PROBLEM –
Check every line of the material below for "icon". Give the number of lines that have it, and only that.

ENTRIES SHOWN –
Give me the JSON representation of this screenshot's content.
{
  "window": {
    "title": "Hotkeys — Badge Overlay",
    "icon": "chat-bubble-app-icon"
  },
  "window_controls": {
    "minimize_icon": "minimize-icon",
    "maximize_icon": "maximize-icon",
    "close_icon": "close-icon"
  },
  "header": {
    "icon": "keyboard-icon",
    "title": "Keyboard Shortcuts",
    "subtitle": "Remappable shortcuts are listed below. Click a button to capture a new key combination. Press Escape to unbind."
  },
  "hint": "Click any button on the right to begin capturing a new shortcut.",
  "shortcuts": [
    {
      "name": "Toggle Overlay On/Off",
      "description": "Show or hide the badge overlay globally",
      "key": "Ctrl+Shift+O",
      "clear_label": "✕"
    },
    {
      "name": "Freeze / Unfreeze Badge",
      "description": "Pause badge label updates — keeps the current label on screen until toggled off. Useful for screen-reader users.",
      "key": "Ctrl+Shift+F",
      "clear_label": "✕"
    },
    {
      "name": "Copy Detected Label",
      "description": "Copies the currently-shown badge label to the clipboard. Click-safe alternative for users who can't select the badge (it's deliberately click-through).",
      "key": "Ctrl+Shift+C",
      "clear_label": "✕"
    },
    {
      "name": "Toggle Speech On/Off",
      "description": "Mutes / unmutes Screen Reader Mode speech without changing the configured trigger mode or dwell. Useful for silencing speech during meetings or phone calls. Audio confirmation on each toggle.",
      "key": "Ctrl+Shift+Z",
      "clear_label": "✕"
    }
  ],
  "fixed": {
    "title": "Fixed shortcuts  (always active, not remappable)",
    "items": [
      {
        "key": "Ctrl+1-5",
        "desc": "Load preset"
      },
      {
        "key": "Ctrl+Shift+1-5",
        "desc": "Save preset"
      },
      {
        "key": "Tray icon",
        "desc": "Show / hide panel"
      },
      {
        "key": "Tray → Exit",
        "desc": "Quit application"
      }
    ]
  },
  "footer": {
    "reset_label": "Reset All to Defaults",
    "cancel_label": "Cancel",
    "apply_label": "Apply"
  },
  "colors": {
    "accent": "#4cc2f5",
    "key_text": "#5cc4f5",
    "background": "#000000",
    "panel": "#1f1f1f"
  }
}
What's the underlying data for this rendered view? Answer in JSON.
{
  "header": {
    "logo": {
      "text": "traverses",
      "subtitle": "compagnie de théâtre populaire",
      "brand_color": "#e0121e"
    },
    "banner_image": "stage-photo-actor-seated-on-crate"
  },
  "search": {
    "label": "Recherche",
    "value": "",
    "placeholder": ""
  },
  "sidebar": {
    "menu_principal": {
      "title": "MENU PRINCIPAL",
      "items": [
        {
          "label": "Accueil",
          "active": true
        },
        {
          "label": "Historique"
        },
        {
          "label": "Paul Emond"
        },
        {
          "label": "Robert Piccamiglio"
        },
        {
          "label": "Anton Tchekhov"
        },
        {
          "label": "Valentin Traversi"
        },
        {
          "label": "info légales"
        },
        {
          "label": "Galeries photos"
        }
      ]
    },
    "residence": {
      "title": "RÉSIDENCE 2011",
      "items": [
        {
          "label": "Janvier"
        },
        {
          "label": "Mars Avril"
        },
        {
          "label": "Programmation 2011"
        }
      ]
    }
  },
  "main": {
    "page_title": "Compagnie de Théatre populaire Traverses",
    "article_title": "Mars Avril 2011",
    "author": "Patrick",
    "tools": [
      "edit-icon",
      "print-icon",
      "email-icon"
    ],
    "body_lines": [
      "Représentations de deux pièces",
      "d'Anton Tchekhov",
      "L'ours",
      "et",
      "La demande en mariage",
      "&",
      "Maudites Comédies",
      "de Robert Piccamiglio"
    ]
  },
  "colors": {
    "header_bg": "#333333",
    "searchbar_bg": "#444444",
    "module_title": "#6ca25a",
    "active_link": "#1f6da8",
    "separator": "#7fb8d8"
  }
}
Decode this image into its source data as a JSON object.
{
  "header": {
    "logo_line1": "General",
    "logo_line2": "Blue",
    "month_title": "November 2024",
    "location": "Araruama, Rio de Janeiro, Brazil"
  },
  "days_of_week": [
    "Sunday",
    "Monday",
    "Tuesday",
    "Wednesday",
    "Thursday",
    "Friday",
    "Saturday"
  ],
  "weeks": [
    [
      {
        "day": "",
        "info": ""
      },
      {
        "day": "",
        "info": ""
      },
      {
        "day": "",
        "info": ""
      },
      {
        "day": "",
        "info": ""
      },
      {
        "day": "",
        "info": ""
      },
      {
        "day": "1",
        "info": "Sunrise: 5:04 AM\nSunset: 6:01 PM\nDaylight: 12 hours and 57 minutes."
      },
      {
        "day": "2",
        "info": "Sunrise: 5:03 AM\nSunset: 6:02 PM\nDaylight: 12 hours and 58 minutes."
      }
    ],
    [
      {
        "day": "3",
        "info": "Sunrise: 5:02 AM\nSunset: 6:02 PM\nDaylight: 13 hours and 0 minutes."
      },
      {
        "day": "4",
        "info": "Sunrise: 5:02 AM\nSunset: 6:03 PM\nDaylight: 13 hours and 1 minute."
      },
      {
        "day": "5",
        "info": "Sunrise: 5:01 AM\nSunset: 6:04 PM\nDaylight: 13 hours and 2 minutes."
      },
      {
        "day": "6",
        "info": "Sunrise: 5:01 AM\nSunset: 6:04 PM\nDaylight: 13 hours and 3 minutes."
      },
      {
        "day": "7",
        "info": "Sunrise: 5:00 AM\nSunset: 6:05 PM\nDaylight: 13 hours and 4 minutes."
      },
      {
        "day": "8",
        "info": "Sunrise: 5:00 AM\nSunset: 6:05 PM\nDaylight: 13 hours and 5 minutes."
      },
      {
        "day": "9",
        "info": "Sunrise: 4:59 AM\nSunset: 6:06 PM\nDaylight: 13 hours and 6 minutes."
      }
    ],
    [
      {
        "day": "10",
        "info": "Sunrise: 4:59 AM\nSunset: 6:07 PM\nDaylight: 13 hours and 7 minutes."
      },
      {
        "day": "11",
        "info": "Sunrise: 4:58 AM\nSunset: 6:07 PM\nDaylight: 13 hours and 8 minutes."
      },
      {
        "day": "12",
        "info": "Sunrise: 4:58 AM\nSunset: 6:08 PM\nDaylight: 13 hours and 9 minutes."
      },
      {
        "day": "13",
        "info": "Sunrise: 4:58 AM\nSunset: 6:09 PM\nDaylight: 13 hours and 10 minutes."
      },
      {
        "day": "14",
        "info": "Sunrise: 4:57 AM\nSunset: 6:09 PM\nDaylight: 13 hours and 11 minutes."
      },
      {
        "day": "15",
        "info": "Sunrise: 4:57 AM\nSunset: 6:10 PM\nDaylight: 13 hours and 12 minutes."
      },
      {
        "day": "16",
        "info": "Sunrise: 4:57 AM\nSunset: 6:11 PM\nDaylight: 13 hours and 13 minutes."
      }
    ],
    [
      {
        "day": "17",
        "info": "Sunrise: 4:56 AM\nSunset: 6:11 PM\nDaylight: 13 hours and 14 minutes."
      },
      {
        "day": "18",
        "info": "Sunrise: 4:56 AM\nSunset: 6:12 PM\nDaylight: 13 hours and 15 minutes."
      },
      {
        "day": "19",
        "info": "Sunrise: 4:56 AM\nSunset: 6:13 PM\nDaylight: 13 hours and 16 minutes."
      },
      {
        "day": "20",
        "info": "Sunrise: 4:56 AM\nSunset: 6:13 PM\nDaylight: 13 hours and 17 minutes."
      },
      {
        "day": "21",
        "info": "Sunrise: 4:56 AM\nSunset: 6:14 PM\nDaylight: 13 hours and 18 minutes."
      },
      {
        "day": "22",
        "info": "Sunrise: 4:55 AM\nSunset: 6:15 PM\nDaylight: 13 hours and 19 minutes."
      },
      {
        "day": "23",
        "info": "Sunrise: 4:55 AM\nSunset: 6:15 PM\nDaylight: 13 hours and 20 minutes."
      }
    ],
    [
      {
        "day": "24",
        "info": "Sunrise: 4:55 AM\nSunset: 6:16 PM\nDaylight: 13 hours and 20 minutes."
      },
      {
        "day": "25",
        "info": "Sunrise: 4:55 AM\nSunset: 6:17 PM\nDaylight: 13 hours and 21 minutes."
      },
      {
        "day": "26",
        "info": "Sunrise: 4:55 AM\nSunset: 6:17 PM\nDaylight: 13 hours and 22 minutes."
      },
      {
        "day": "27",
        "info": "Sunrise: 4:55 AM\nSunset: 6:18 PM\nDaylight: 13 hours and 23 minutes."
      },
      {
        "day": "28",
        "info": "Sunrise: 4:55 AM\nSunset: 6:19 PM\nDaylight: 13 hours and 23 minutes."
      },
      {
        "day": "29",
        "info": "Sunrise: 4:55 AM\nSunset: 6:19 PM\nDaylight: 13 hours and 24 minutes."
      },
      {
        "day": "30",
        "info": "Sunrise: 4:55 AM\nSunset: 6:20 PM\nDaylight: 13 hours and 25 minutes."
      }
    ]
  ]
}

OUTPUT OF THE EXERCISE –
9